During the research and writing of our laundry exhibit, two themes quickly came to the forefront: Laundry can be difficult, unpleasant work, and it’s much better to get someone else to do it for you. Today’s artifact will be a familiar one to many of you; those who don’t recognize it instantly will soon see its worth, for who among us has not, at least once, attempted to have our parent, child, sibling, spouse, or roommate do our laundry?
This is an Airway laundry case, from the early 1950s. It measures 21″ x 12″ by 6.5″, and is made of brown fiberboard, with metal-reinforced corners and a double cotton-twill strap. A 1950 advertisement for a variety of Airway cases describes this option as a “21-Inch Heavy Fiber Laundry Case. It’s reinforced with riveted metal corners and will withstand a weight of 350 pounds, so it will travel far and often for you. Comes in brown. $3.95.”
Laundry cases and boxes such as this one were designed for sending laundry through the mail. The boxes were reusable, and postage costs were often cheaper than local laundry services or Laundromats – such convenience! Just send your dirty clothes home to Mother, and she’ll send clean clothes back in the same box! Though not exclusively used by college students, this system was certainly popular on campuses around the country, sometimes making up the bulk of a school’s – or even town’s – postal business. By the 1970s, home (and college) laundry equipment had improved enough, and was common enough, that the practice faded, although I bet there are still some college kids who mail their laundry home.*
Our example was donated by Pat Herman Douglas, a long-time county resident (and MCHS library volunteer) who grew up in Washington, DC and attended Western Maryland College in Westminster, Md., class of 1954. The box lid includes a metal mailing label holder; though the last-used postage stamp is too faded to read, another stamp gives us the date “Feb 8 1954,” and the typed address label (which includes this helpful fact, “More people are using Airway Laundry Cases than any other Laundry Case”) shows us that its final journey was from the Herman home in DC back to the college. As recommended by the July 1953 Official Postal Guide, both the lid and the case are also labeled with Miss Herman’s home address.

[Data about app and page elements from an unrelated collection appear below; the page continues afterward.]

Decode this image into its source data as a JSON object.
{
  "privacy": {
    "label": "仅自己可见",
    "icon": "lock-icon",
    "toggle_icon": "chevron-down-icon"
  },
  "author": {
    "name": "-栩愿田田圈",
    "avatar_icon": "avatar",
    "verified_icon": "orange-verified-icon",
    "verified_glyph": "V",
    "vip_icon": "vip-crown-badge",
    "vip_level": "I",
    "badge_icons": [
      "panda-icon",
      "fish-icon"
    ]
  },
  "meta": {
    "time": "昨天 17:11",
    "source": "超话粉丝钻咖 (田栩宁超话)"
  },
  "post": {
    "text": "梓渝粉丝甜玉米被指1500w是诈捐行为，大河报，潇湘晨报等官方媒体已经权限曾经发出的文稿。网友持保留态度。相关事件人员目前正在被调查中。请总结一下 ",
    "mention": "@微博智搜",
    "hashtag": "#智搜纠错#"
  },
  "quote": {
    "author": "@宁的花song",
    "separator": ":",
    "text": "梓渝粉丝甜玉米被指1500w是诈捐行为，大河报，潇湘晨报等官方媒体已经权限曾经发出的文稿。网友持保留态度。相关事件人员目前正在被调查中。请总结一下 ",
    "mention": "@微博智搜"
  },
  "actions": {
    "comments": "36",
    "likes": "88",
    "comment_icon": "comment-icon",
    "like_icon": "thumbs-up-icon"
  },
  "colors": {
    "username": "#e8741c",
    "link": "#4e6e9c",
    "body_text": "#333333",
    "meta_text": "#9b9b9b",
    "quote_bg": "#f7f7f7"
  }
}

The box is still sturdy and stable, but it clearly got some use over the years; this wasn’t a novelty item, or one of those things you think you’ll need and then never end up using. The donor provided us with some great info about laundry during her college career, 1950-54: The school didn’t have student-use laundry facilities, so while you could take your sheets and linens to be washed at the school laundry, you were on your own for everything else. There was a Laundromat in Westminster, a long walk away; you might take your easy-to-wash whites (e.g., socks and underwear) there, especially if you could get someone to give you a ride, but for other things – Pat cited wool sweaters, specifically – it was easier and cheaper to mail them off to be done at home, where someone had the expertise and time to do the laundry right.
Western Maryland College – now McDaniel College – has a lot of its archival material scanned and available on the internet. I’ve had an entertaining time today, looking up “laundry” and “laundromat” in the 1950-1954 catalogs, yearbooks, and newspapers; indeed, one of the patrons in the 1954 yearbook is the “Laundromat,” and the student newspapers include several references to the need for improved laundry facilities. (There’s even an envious piece in the October 3, 1950 edition of The Gold Bug about a new dorm, equipped with Bendix washers, at Gettysburg College.)
Unlike many of our no-longer-common artifacts, laundry cases are fairly well represented on the internet. The National Postal Museum has a nice blog post about cases from the USPS perspective, and memories of laundry cases are included in student-life stories and transcripts from colleges such as St. Olaf, Wellesley, and the University of Iowa. Laundry really is everywhere.
*(Instead of simply waiting until the end of the semester, and bringing it all home at once.)